What else is on your personal board right now?

I have an image of an Iris van Herpen dress.

How does that inspire you?

That one inspires me just because, it looks very insect-like. It’s so modern but it’s really structural, and I love the silhouette of it. It’s very extreme. I have some [pictures of] Haider Ackermann designs. I think he’s really genius and really chic, and his clothes are quite beautiful and really sexy. I have pictures of rocks and stones because I’m interested in doing a jewelry line. I’ve been doing some sketches, and on my table I have a lot of loose stones and rocks. There’s a piece of barbed wire from a bracelet I made. And then, on the funny side of me, there are some inspirational quotes that I put up from time to time. I have a picture of Obama and the Dalai Lama, some family photos.

What are you working on next?

I’m working on a movie, hopefully next year. It’s under wraps still. I’m crossing my fingers it’s shooting in [Los Angeles], which would be amazing. I live in Los Angeles. I hear the talk of Old Hollywood and how everything was shot here, but now so much stuff is shot outside of town.

Effie and Katniss’ Dresses in Their Capitol Couture Portraits Are Inspired by Alexander McQueen

Yahoo! Lifestyle UK and Ireland has reported that the dresses worn by Katniss and Effie on their respective Capitol Couture portraits were inspired by the creations of popular fashion houses Alexander McQueen and Christopher Kane. 
Sarah Burton OBE designed the red dress on the left, which is very similar to the one worn by Elizabeth Banks as Effie on the right. Burton also designed the wedding dress of Kate Middleton.


The one being worn by Jennifer Lawrence for the Capitol Couture portrait below (right) was similar to ones created by the Alexander McQueen fashion house. This is also part of the AW11 collection and was presented at Paris Fashion Week.



On the other hand, the one worn by Katniss during their victory tour (not the portrait) was also inspired by other Brit fashion house, which is Christopher Kane.



The fashion designer for Catching Fire is Trish Summerville (The Girl with the Dragon Tattoo).

Katniss’ Wedding Dress in Catching Fire is the Dres SheWore on the Portrait Confimed by Trish Summervile

Trish Summerville, the costume designer for “The Hunger Games: Catching Fire” has confirmed via The Hollywood Reporter that the dress worn by Jennifer Lawrence on her Katniss Capitol Couture is indeed her wedding dress.
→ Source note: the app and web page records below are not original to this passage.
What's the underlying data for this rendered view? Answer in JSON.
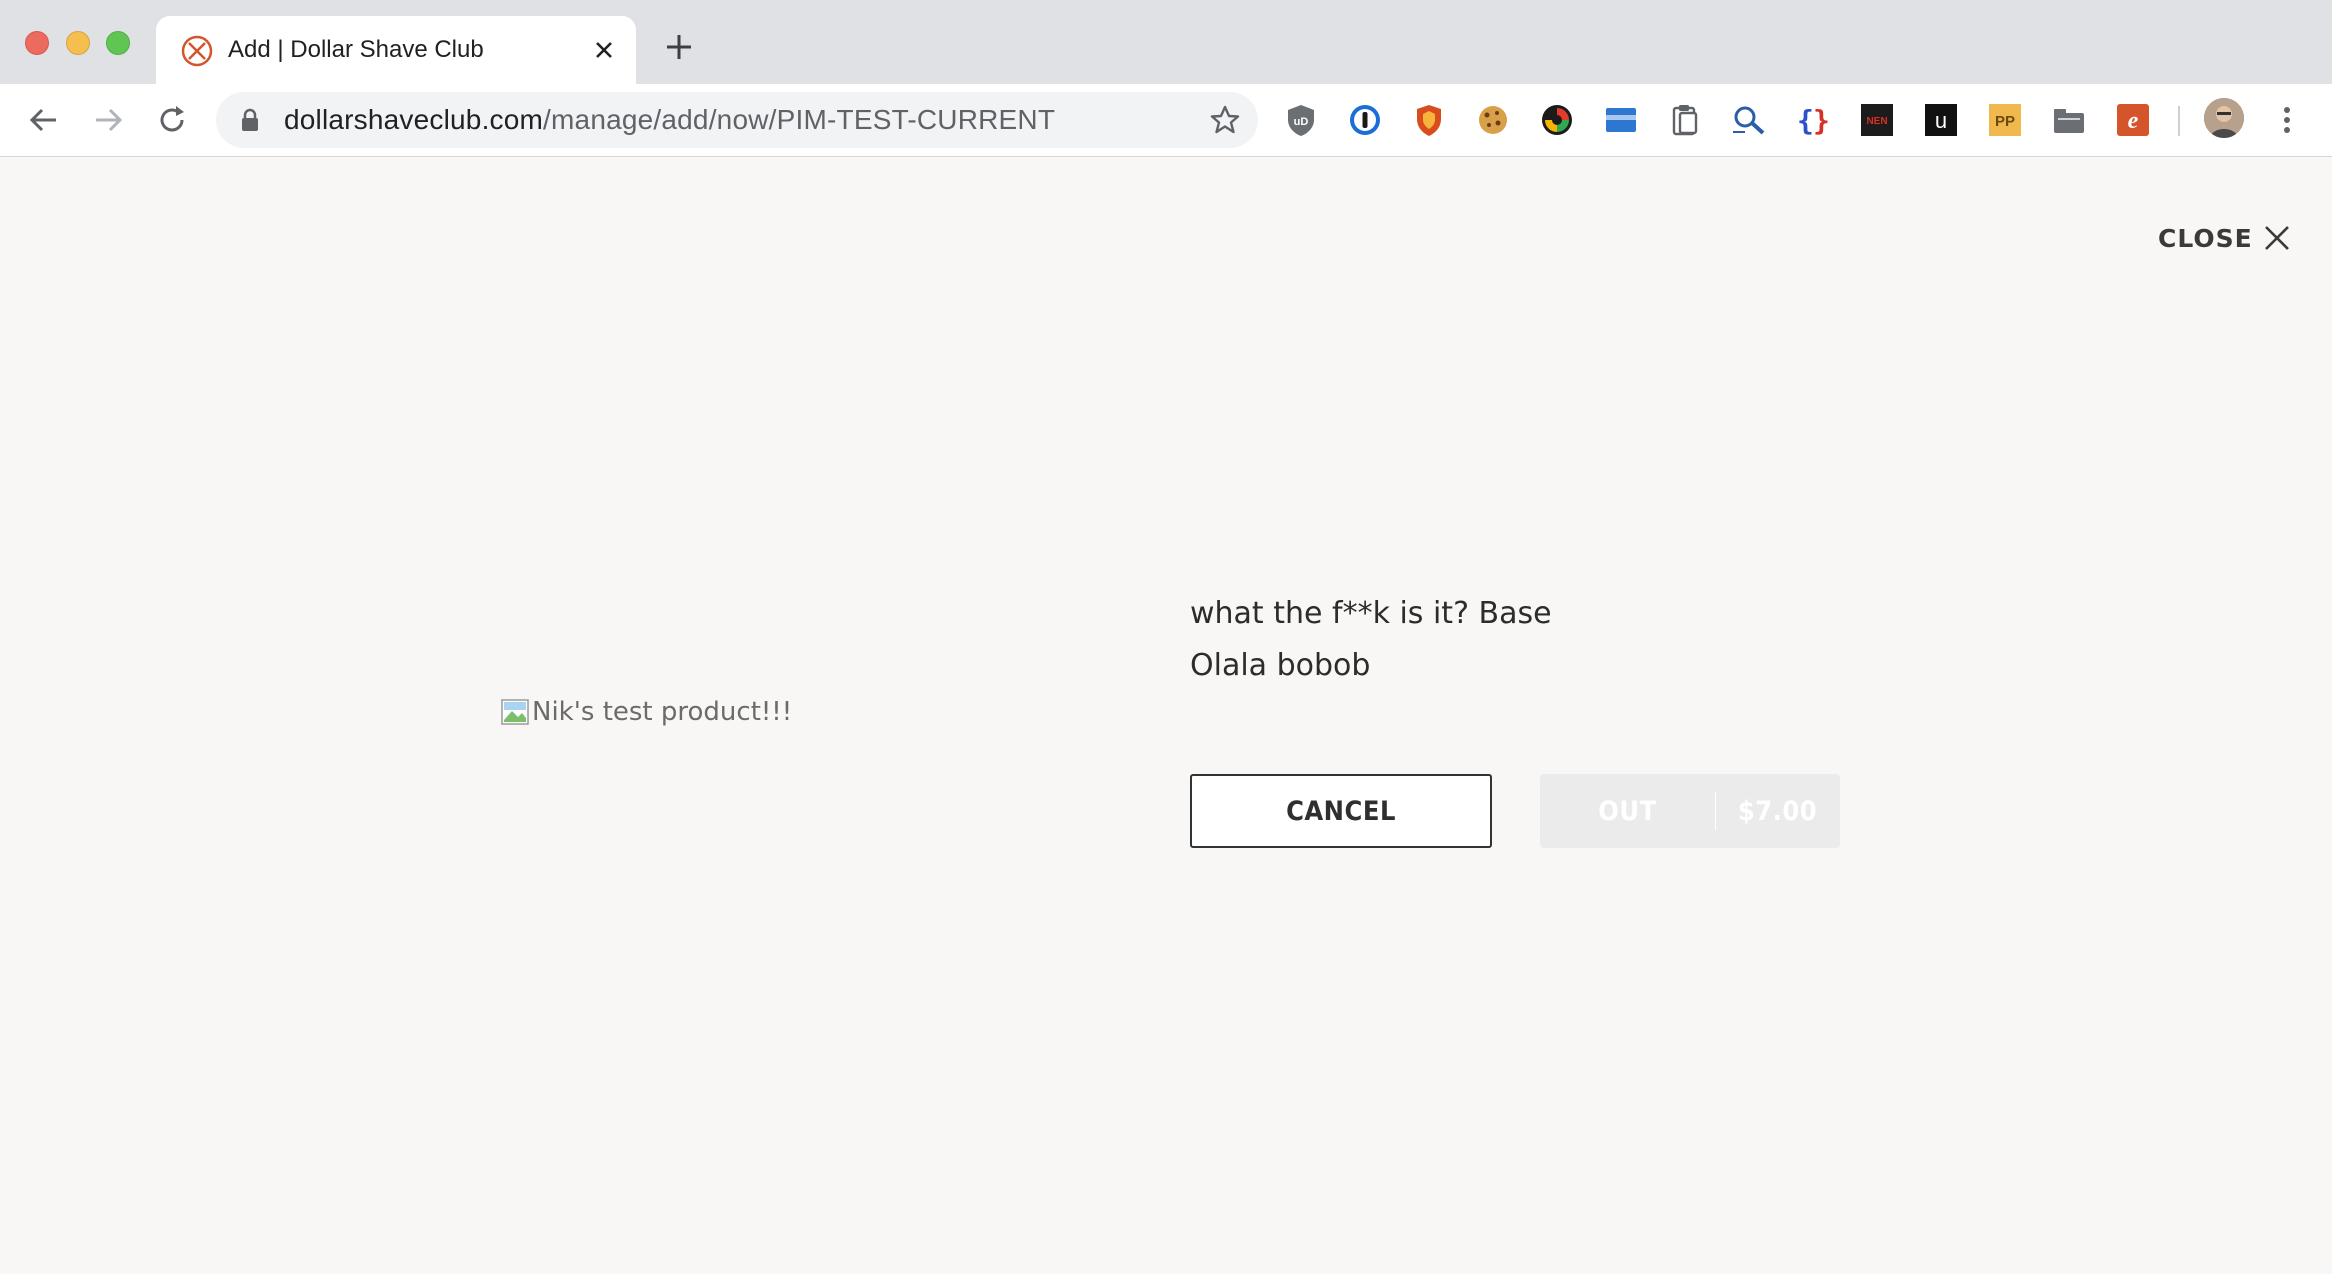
{
  "browser": {
    "tab_title": "Add | Dollar Shave Club",
    "url_host": "dollarshaveclub.com",
    "url_path": "/manage/add/now/PIM-TEST-CURRENT",
    "extensions": [
      "ublock-icon",
      "onepassword-icon",
      "shield-extension-icon",
      "cookie-icon",
      "color-wheel-icon",
      "card-icon",
      "clipboard-icon",
      "search-magnifier-icon",
      "json-braces-icon",
      "nen-icon",
      "u-icon",
      "pp-icon",
      "folder-icon",
      "e-icon"
    ],
    "ext_labels": {
      "nen": "NEN",
      "u": "U",
      "pp": "PP",
      "e": "e",
      "braces": "{ }"
    },
    "accent": "#d4542b"
  },
  "page": {
    "close_label": "CLOSE",
    "product_image_alt": "Nik's test product!!!",
    "product_name_line1": "what the f**k is it? Base",
    "product_name_line2": "Olala bobob",
    "cancel_label": "CANCEL",
    "out_label": "OUT",
    "price": "$7.00"
  }
}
I guess this will be the one she will wear during her interview with Caesar Flickerman.

On Katniss’ flaming mockingjay gown”
 

“Katniss’ white gown is by a designer named Tex Saverio in Jakarta. He is amazing!  I found his designs quite some time ago and saved his information for a perfectly fitting project, then came Catching Fire – perfect!” she said.

“We did several Skype calls with sketches to work together in designing the wedding dress. I had seen a dress he designed with a similar metal bodice, and I wanted to incorporate it into our wedding-dress design,” Summerville adds.

She also pointed out the bodice, a Swarovski-crystal-clad “organza corset under a metal cage.” The metal pieces rising up are meant to signify fire and flames, while layers of laser-cut feathers at the waist and shoulder tie in the film’s “Mockingjay” concept.
 
The skirt also has numerous layers of organza and chiffon ruffles giving it grandness but still making it seem airy and fluid for movement. As Summerville explains, “This is very important for the twirling/ spinning  Katniss does onstage, per Caesar Flickerman’s request.”

On Effie’s dress:

Summerville confirms that Effie Trinket’s red ruffled poster dress and matching shoes are indeed from the house of Alexander McQueen, as THR had reported.

On Peeta’s costume and boots:

she also reveals that Peeta’s suit is by a Korean designer that she is “obsessed with” called Juunj. “He is unbelievably talented,” she writes. “And Peeta’s boots are by Rick Owens. “